(Exercise materials Opens)

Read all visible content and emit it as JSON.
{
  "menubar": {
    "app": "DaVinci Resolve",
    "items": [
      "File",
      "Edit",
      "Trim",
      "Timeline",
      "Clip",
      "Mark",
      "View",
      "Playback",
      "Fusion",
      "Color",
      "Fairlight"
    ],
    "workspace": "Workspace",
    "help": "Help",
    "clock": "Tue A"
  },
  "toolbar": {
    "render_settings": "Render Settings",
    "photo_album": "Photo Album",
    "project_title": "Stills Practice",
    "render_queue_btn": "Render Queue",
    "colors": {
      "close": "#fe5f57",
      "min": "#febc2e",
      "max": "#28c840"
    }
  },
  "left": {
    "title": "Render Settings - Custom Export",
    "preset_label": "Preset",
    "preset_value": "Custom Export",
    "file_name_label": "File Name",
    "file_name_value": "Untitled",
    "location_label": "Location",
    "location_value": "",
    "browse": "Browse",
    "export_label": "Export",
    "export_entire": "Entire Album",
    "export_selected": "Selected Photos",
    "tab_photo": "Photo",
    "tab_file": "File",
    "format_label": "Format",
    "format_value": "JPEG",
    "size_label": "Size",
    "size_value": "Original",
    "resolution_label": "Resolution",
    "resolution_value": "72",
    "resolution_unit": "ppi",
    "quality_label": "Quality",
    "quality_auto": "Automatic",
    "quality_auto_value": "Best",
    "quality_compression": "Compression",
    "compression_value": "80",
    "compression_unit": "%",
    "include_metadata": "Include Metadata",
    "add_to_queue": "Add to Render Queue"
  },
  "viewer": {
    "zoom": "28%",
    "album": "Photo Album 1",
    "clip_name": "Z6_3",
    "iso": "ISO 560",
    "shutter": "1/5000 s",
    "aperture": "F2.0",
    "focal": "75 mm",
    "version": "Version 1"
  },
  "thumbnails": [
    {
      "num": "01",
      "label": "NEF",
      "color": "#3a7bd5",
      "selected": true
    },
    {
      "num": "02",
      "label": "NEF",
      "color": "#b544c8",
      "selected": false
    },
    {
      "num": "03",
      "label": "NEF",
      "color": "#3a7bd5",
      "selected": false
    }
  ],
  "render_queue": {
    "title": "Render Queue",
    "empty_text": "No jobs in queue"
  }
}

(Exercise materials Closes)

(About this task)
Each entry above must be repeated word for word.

(Exercise answer)
Read all visible content and emit it as JSON.
{
  "menubar": {
    "app": "DaVinci Resolve",
    "items": [
      "File",
      "Edit",
      "Trim",
      "Timeline",
      "Clip",
      "Mark",
      "View",
      "Playback",
      "Fusion",
      "Color",
      "Fairlight"
    ],
    "workspace": "Workspace",
    "help": "Help",
    "clock": "Tue A"
  },
  "toolbar": {
    "render_settings": "Render Settings",
    "photo_album": "Photo Album",
    "project_title": "Stills Practice",
    "render_queue_btn": "Render Queue",
    "colors": {
      "close": "#fe5f57",
      "min": "#febc2e",
      "max": "#28c840"
    }
  },
  "left": {
    "title": "Render Settings - Custom Export",
    "preset_label": "Preset",
    "preset_value": "Custom Export",
    "file_name_label": "File Name",
    "file_name_value": "Untitled",
    "location_label": "Location",
    "location_value": "",
    "browse": "Browse",
    "export_label": "Export",
    "export_entire": "Entire Album",
    "export_selected": "Selected Photos",
    "tab_photo": "Photo",
    "tab_file": "File",
    "format_label": "Format",
    "format_value": "JPEG",
    "size_label": "Size",
    "size_value": "Original",
    "resolution_label": "Resolution",
    "resolution_value": "72",
    "resolution_unit": "ppi",
    "quality_label": "Quality",
    "quality_auto": "Automatic",
    "quality_auto_value": "Best",
    "quality_compression": "Compression",
    "compression_value": "80",
    "compression_unit": "%",
    "include_metadata": "Include Metadata",
    "add_to_queue": "Add to Render Queue"
  },
  "viewer": {
    "zoom": "28%",
    "album": "Photo Album 1",
    "clip_name": "Z6_3",
    "iso": "ISO 560",
    "shutter": "1/5000 s",
    "aperture": "F2.0",
    "focal": "75 mm",
    "version": "Version 1"
  },
  "thumbnails": [
    {
      "num": "01",
      "label": "NEF",
      "color": "#3a7bd5",
      "selected": true
    },
    {
      "num": "02",
      "label": "NEF",
      "color": "#b544c8",
      "selected": false
    },
    {
      "num": "03",
      "label": "NEF",
      "color": "#3a7bd5",
      "selected": false
    }
  ],
  "render_queue": {
    "title": "Render Queue",
    "empty_text": "No jobs in queue"
  }
}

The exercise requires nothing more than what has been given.